Even if you are unable to claim for your preferred consultant’s fees though, you always have the right to pay for a second opinion whenever you wish, and if that opinion is at odds with the insurer-employed consultant’s, then you should be reimbursed the fees you paid for the second opinion, and the insurer should be more likely to accept your claim for their ongoing involvement. A second opinion need not be very costly so if you are concerned about the approach your insurer-employed consultant is taking, talk to an independent Subsidence Consultant. Many will give you a little free initial advice over the telephone so you can decide whether it might be worth engaging them or not.
To illustrate a typical difference in approach between consultants, relative to clay shrinkage subsidence, look at the case where a street tree is causing subsidence to a house. A low-cost skimped or poorly-timed site investigation may not find root evidence or desiccation in the clay samples (both key elements in dealing properly with street tree subsidence claims – see bandsc.co.uk/when-street-trees-cause-subsidence/) and the net result is that the local authority can refuse to remove the tree, but may reduce it slightly perhaps. The consultant carries out a short period of monitoring (again saving on costs), but misses the crucial period of late summer / autumn and declares that the property is now stable so repairs can go ahead, which they organise. Of course, the problem just comes back during the next hot summer and you’re back to square one! I have seen this sort of thing time and time again with some insurer-employed consultants.
An independent consultant might well be more likely to spend a little more and take greater care over the site investigations and monitoring, but achieve better evidence to demand that a local authority removes the tree (or constructs a root barrier). They are also less likely to launch into superstructural repairs too early when the movement is still in fact likely to be ongoing and the problem would almost certainly return.
Of course, there are good and bad consultants on both sides of the divide and you may not know just how good yours is until well down the line into the investigation process. Remember though, that an independent consultant will not have the sort of time and cost pressures that an insurer-employed one might, so is more likely to be more thorough. Also, having worked as an insurer-appointed consultant for many years myself I can testify to the fact that they have huge workloads and are mostly unable to give the same level of customer attention that most independents can.

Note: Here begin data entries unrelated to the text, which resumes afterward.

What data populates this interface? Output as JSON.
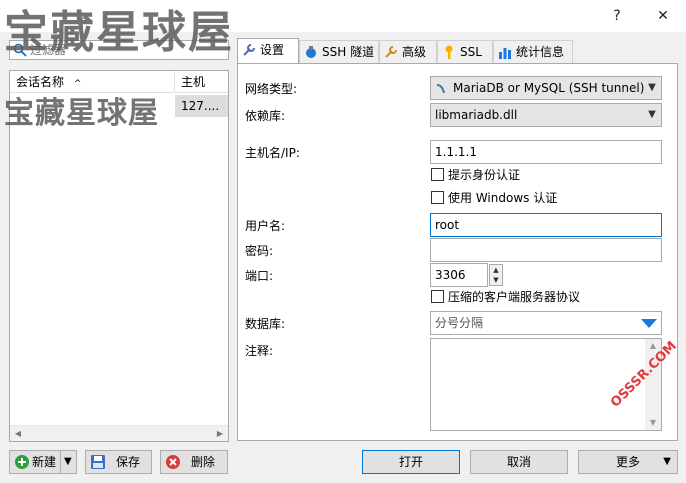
{
  "window": {
    "help_label": "?",
    "close_label": "✕",
    "watermark": "宝藏星球屋",
    "watermark_site": "OSSSR.COM"
  },
  "sidebar": {
    "filter_placeholder": "过滤器",
    "columns": [
      "会话名称",
      "主机"
    ],
    "sort_indicator": "^",
    "sessions": [
      {
        "name": "",
        "host": "127...."
      }
    ],
    "buttons": {
      "new": "新建",
      "save": "保存",
      "delete": "删除"
    }
  },
  "tabs": [
    {
      "label": "设置",
      "icon": "wrench-icon",
      "active": true
    },
    {
      "label": "SSH 隧道",
      "icon": "ssh-icon",
      "active": false
    },
    {
      "label": "高级",
      "icon": "wrench-icon",
      "active": false
    },
    {
      "label": "SSL",
      "icon": "key-icon",
      "active": false
    },
    {
      "label": "统计信息",
      "icon": "stats-icon",
      "active": false
    }
  ],
  "settings": {
    "network_type_label": "网络类型:",
    "network_type_value": "MariaDB or MySQL (SSH tunnel)",
    "library_label": "依赖库:",
    "library_value": "libmariadb.dll",
    "host_label": "主机名/IP:",
    "host_value": "1.1.1.1",
    "prompt_auth_label": "提示身份认证",
    "windows_auth_label": "使用 Windows 认证",
    "user_label": "用户名:",
    "user_value": "root",
    "password_label": "密码:",
    "password_value": "",
    "port_label": "端口:",
    "port_value": "3306",
    "compress_label": "压缩的客户端服务器协议",
    "database_label": "数据库:",
    "database_placeholder": "分号分隔",
    "comment_label": "注释:",
    "comment_value": ""
  },
  "footer": {
    "open": "打开",
    "cancel": "取消",
    "more": "更多"
  },
  "colors": {
    "accent": "#0078d7",
    "dropdown_triangle": "#1e78d8"
  }
}
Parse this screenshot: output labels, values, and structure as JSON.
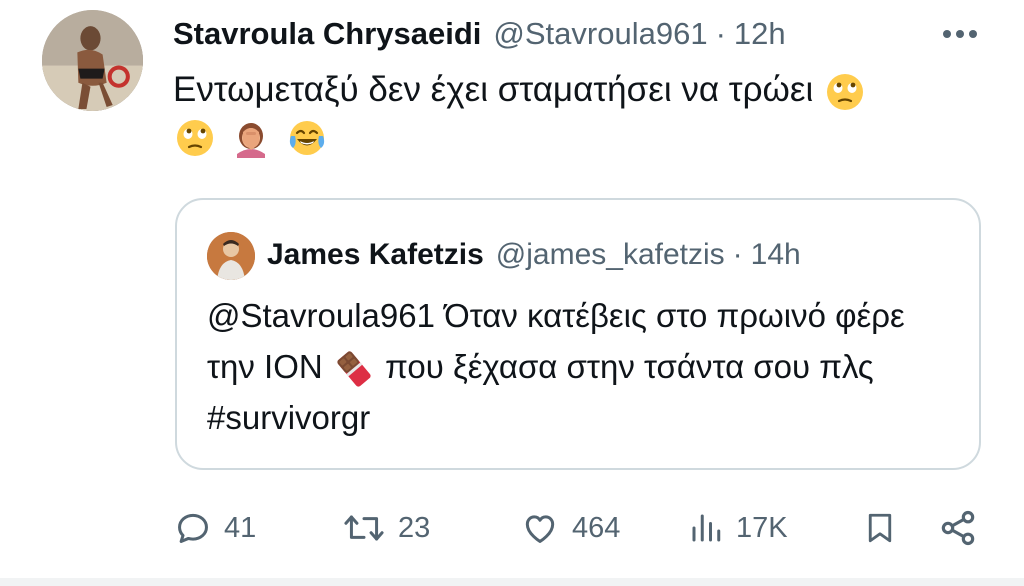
{
  "tweet": {
    "display_name": "Stavroula Chrysaeidi",
    "handle": "@Stavroula961",
    "separator": "·",
    "time": "12h",
    "text": "Εντωμεταξύ δεν έχει σταματήσει να τρώει"
  },
  "quote": {
    "display_name": "James Kafetzis",
    "handle": "@james_kafetzis",
    "separator": "·",
    "time": "14h",
    "mention": "@Stavroula961",
    "text_part1": " Όταν κατέβεις στο πρωινό φέρε την ΙΟΝ ",
    "text_part2": " που ξέχασα στην τσάντα σου πλς ",
    "hashtag": "#survivorgr"
  },
  "actions": {
    "replies": "41",
    "reposts": "23",
    "likes": "464",
    "views": "17K"
  },
  "colors": {
    "text_primary": "#0f1419",
    "text_secondary": "#536471",
    "border": "#cfd9de"
  },
  "icons": [
    "more-icon",
    "reply-icon",
    "repost-icon",
    "like-icon",
    "views-icon",
    "bookmark-icon",
    "share-icon",
    "eye-roll-emoji",
    "facepalm-emoji",
    "tears-of-joy-emoji",
    "chocolate-emoji"
  ]
}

Bob Gibson, FFPWS – Subsidence Consultant (Structural Engineer & Building Surveyor)